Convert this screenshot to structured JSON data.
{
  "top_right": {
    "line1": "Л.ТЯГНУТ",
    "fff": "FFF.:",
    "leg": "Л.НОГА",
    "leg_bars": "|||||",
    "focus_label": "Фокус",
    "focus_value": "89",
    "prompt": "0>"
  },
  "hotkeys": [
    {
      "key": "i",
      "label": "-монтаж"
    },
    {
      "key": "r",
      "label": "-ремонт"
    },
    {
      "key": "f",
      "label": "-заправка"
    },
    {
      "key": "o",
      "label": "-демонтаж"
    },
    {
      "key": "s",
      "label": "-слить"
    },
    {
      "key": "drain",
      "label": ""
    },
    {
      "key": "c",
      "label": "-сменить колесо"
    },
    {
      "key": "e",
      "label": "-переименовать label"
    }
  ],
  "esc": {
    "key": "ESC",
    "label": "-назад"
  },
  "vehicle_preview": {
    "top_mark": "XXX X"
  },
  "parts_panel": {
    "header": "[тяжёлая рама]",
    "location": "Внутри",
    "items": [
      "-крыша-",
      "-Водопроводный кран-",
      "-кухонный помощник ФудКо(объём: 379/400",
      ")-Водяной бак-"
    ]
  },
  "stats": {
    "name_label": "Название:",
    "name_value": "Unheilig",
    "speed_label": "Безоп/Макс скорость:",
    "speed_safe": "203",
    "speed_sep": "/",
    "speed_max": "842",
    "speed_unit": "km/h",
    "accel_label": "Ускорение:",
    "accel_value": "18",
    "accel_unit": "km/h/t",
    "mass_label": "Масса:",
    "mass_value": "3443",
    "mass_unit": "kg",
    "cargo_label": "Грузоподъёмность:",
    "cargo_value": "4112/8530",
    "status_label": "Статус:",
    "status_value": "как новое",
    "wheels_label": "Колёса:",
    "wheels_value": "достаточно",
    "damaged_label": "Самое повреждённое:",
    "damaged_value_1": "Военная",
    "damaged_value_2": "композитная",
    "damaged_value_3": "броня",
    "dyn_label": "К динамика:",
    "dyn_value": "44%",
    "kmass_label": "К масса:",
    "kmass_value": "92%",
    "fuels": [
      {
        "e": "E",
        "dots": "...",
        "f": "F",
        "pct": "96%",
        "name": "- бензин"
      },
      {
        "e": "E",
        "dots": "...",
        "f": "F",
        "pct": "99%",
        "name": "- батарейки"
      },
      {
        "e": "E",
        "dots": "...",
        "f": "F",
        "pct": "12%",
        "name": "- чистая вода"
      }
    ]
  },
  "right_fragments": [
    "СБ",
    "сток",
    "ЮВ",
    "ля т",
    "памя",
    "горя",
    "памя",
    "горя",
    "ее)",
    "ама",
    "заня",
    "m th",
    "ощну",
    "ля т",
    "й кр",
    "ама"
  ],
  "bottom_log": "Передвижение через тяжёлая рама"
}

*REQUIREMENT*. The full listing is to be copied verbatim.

*TASK ANSWER*.
Convert this screenshot to structured JSON data.
{
  "top_right": {
    "line1": "Л.ТЯГНУТ",
    "fff": "FFF.:",
    "leg": "Л.НОГА",
    "leg_bars": "|||||",
    "focus_label": "Фокус",
    "focus_value": "89",
    "prompt": "0>"
  },
  "hotkeys": [
    {
      "key": "i",
      "label": "-монтаж"
    },
    {
      "key": "r",
      "label": "-ремонт"
    },
    {
      "key": "f",
      "label": "-заправка"
    },
    {
      "key": "o",
      "label": "-демонтаж"
    },
    {
      "key": "s",
      "label": "-слить"
    },
    {
      "key": "drain",
      "label": ""
    },
    {
      "key": "c",
      "label": "-сменить колесо"
    },
    {
      "key": "e",
      "label": "-переименовать label"
    }
  ],
  "esc": {
    "key": "ESC",
    "label": "-назад"
  },
  "vehicle_preview": {
    "top_mark": "XXX X"
  },
  "parts_panel": {
    "header": "[тяжёлая рама]",
    "location": "Внутри",
    "items": [
      "-крыша-",
      "-Водопроводный кран-",
      "-кухонный помощник ФудКо(объём: 379/400",
      ")-Водяной бак-"
    ]
  },
  "stats": {
    "name_label": "Название:",
    "name_value": "Unheilig",
    "speed_label": "Безоп/Макс скорость:",
    "speed_safe": "203",
    "speed_sep": "/",
    "speed_max": "842",
    "speed_unit": "km/h",
    "accel_label": "Ускорение:",
    "accel_value": "18",
    "accel_unit": "km/h/t",
    "mass_label": "Масса:",
    "mass_value": "3443",
    "mass_unit": "kg",
    "cargo_label": "Грузоподъёмность:",
    "cargo_value": "4112/8530",
    "status_label": "Статус:",
    "status_value": "как новое",
    "wheels_label": "Колёса:",
    "wheels_value": "достаточно",
    "damaged_label": "Самое повреждённое:",
    "damaged_value_1": "Военная",
    "damaged_value_2": "композитная",
    "damaged_value_3": "броня",
    "dyn_label": "К динамика:",
    "dyn_value": "44%",
    "kmass_label": "К масса:",
    "kmass_value": "92%",
    "fuels": [
      {
        "e": "E",
        "dots": "...",
        "f": "F",
        "pct": "96%",
        "name": "- бензин"
      },
      {
        "e": "E",
        "dots": "...",
        "f": "F",
        "pct": "99%",
        "name": "- батарейки"
      },
      {
        "e": "E",
        "dots": "...",
        "f": "F",
        "pct": "12%",
        "name": "- чистая вода"
      }
    ]
  },
  "right_fragments": [
    "СБ",
    "сток",
    "ЮВ",
    "ля т",
    "памя",
    "горя",
    "памя",
    "горя",
    "ее)",
    "ама",
    "заня",
    "m th",
    "ощну",
    "ля т",
    "й кр",
    "ама"
  ],
  "bottom_log": "Передвижение через тяжёлая рама"
}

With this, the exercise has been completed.